• WHAT TO PRODUCE:
Return all the data below as it stands, minus the pictures.

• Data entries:
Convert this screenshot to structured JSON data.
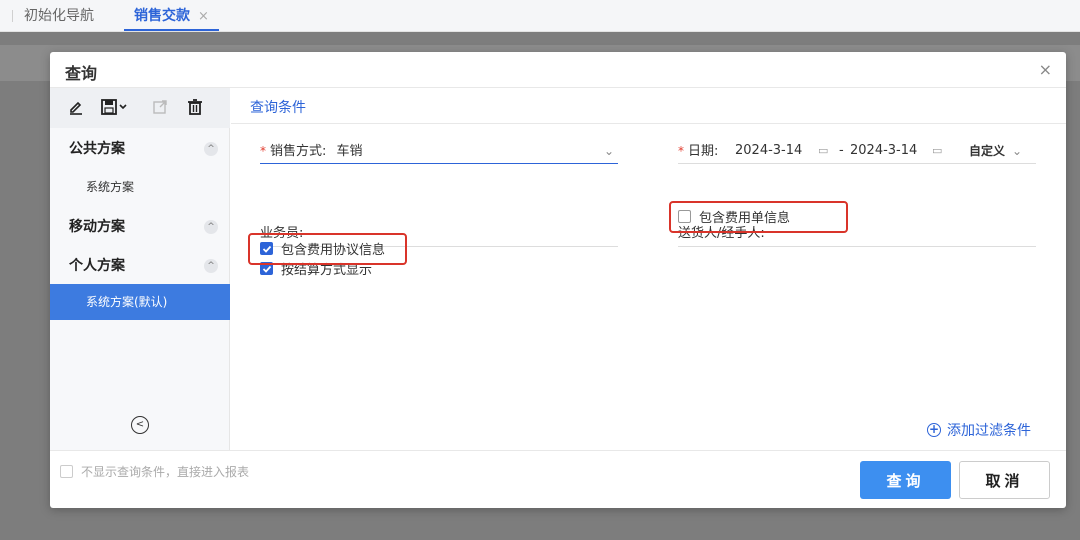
{
  "tabs": [
    {
      "label": "初始化导航"
    },
    {
      "label": "销售交款",
      "close": "×"
    }
  ],
  "dialog": {
    "title": "查询",
    "close": "×"
  },
  "left": {
    "groups": [
      {
        "label": "公共方案",
        "chevron": "^"
      },
      {
        "label": "移动方案",
        "chevron": "^"
      },
      {
        "label": "个人方案",
        "chevron": "^"
      }
    ],
    "items": [
      {
        "label": "系统方案"
      },
      {
        "label": "系统方案(默认)"
      }
    ],
    "collapse": "<"
  },
  "right": {
    "tab_label": "查询条件",
    "sale_method": {
      "label": "销售方式:",
      "value": "车销"
    },
    "date": {
      "label": "日期:",
      "from": "2024-3-14",
      "sep": "-",
      "to": "2024-3-14",
      "range_type": "自定义"
    },
    "salesperson": {
      "label": "业务员:"
    },
    "deliverer": {
      "label": "送货人/经手人:"
    },
    "checkboxes": [
      {
        "label": "按结算方式显示",
        "checked": true
      },
      {
        "label": "包含费用协议信息",
        "checked": true
      },
      {
        "label": "包含费用单信息",
        "checked": false
      }
    ],
    "add_filter": "添加过滤条件"
  },
  "footer": {
    "skip_label": "不显示查询条件，直接进入报表",
    "query_button": "查询",
    "cancel_button": "取消"
  },
  "colors": {
    "accent": "#2d64d8",
    "highlight": "#d9342a",
    "primary_button": "#3d8ff0"
  }
}
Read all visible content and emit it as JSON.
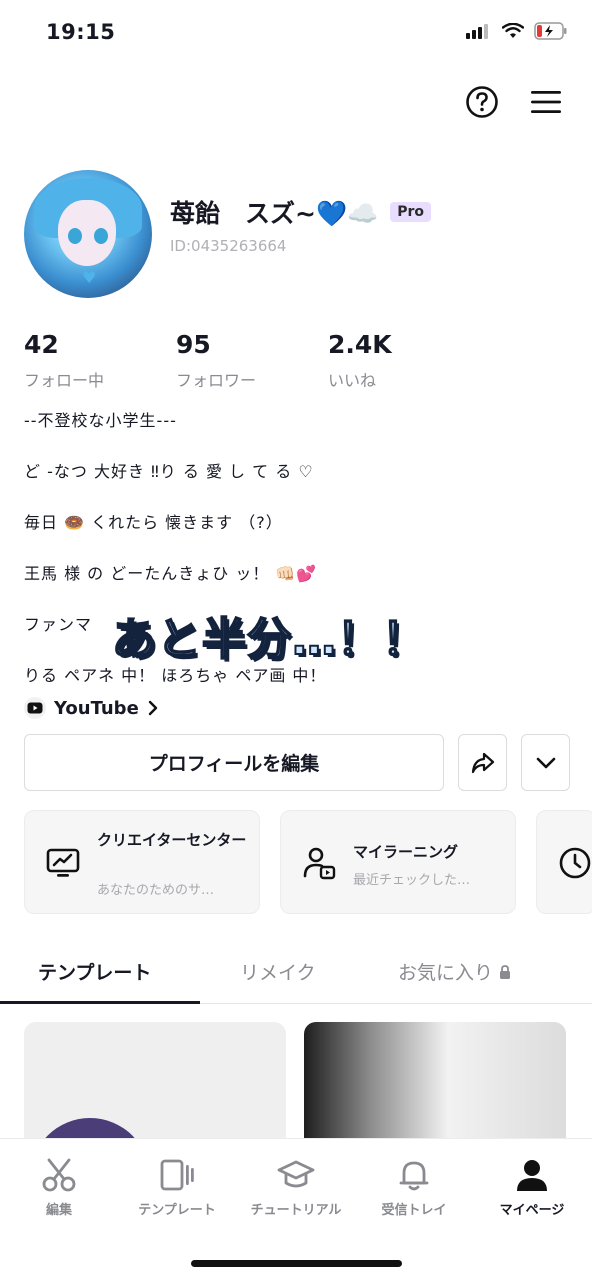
{
  "status_bar": {
    "time": "19:15"
  },
  "profile": {
    "name": "苺飴　スズ~💙☁️",
    "pro_badge": "Pro",
    "id": "ID:0435263664"
  },
  "stats": [
    {
      "value": "42",
      "label": "フォロー中"
    },
    {
      "value": "95",
      "label": "フォロワー"
    },
    {
      "value": "2.4K",
      "label": "いいね"
    }
  ],
  "bio": [
    "--不登校な小学生---",
    "ど  -なつ   大好き   ‼り    る    愛    し    て    る   ♡",
    "毎日   🍩    くれたら    懐きます     （?）",
    "王馬    様    の    どーたんきょひ   ッ！   👊🏻💕",
    "ファンマ   ",
    "りる   ペアネ   中！   ほろちゃ   ペア画   中！"
  ],
  "overlay_text": "あと半分…！！",
  "youtube_label": "YouTube",
  "edit_profile_label": "プロフィールを編集",
  "cards": [
    {
      "title": "クリエイターセンター",
      "subtitle": "あなたのためのサ…"
    },
    {
      "title": "マイラーニング",
      "subtitle": "最近チェックした…"
    }
  ],
  "tabs": [
    {
      "label": "テンプレート"
    },
    {
      "label": "リメイク"
    },
    {
      "label": "お気に入り"
    }
  ],
  "nav": [
    {
      "label": "編集"
    },
    {
      "label": "テンプレート"
    },
    {
      "label": "チュートリアル"
    },
    {
      "label": "受信トレイ"
    },
    {
      "label": "マイページ"
    }
  ],
  "icons": {
    "help": "help-circle-icon",
    "menu": "hamburger-menu-icon",
    "share": "share-arrow-icon",
    "more": "chevron-down-icon",
    "creator": "monitor-chart-icon",
    "learning": "person-play-icon",
    "history": "clock-icon",
    "lock": "lock-icon"
  }
}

• FINAL ANSWER:
Convert this screenshot to structured JSON data.
{
  "tabs": [
    {
      "label": "初始化导航"
    },
    {
      "label": "销售交款",
      "close": "×"
    }
  ],
  "dialog": {
    "title": "查询",
    "close": "×"
  },
  "left": {
    "groups": [
      {
        "label": "公共方案",
        "chevron": "^"
      },
      {
        "label": "移动方案",
        "chevron": "^"
      },
      {
        "label": "个人方案",
        "chevron": "^"
      }
    ],
    "items": [
      {
        "label": "系统方案"
      },
      {
        "label": "系统方案(默认)"
      }
    ],
    "collapse": "<"
  },
  "right": {
    "tab_label": "查询条件",
    "sale_method": {
      "label": "销售方式:",
      "value": "车销"
    },
    "date": {
      "label": "日期:",
      "from": "2024-3-14",
      "sep": "-",
      "to": "2024-3-14",
      "range_type": "自定义"
    },
    "salesperson": {
      "label": "业务员:"
    },
    "deliverer": {
      "label": "送货人/经手人:"
    },
    "checkboxes": [
      {
        "label": "按结算方式显示",
        "checked": true
      },
      {
        "label": "包含费用协议信息",
        "checked": true
      },
      {
        "label": "包含费用单信息",
        "checked": false
      }
    ],
    "add_filter": "添加过滤条件"
  },
  "footer": {
    "skip_label": "不显示查询条件，直接进入报表",
    "query_button": "查询",
    "cancel_button": "取消"
  },
  "colors": {
    "accent": "#2d64d8",
    "highlight": "#d9342a",
    "primary_button": "#3d8ff0"
  }
}
Read all visible content and emit it as JSON.
{
  "status_bar": {
    "time": "19:15"
  },
  "profile": {
    "name": "苺飴　スズ~💙☁️",
    "pro_badge": "Pro",
    "id": "ID:0435263664"
  },
  "stats": [
    {
      "value": "42",
      "label": "フォロー中"
    },
    {
      "value": "95",
      "label": "フォロワー"
    },
    {
      "value": "2.4K",
      "label": "いいね"
    }
  ],
  "bio": [
    "--不登校な小学生---",
    "ど  -なつ   大好き   ‼り    る    愛    し    て    る   ♡",
    "毎日   🍩    くれたら    懐きます     （?）",
    "王馬    様    の    どーたんきょひ   ッ！   👊🏻💕",
    "ファンマ   ",
    "りる   ペアネ   中！   ほろちゃ   ペア画   中！"
  ],
  "overlay_text": "あと半分…！！",
  "youtube_label": "YouTube",
  "edit_profile_label": "プロフィールを編集",
  "cards": [
    {
      "title": "クリエイターセンター",
      "subtitle": "あなたのためのサ…"
    },
    {
      "title": "マイラーニング",
      "subtitle": "最近チェックした…"
    }
  ],
  "tabs": [
    {
      "label": "テンプレート"
    },
    {
      "label": "リメイク"
    },
    {
      "label": "お気に入り"
    }
  ],
  "nav": [
    {
      "label": "編集"
    },
    {
      "label": "テンプレート"
    },
    {
      "label": "チュートリアル"
    },
    {
      "label": "受信トレイ"
    },
    {
      "label": "マイページ"
    }
  ],
  "icons": {
    "help": "help-circle-icon",
    "menu": "hamburger-menu-icon",
    "share": "share-arrow-icon",
    "more": "chevron-down-icon",
    "creator": "monitor-chart-icon",
    "learning": "person-play-icon",
    "history": "clock-icon",
    "lock": "lock-icon"
  }
}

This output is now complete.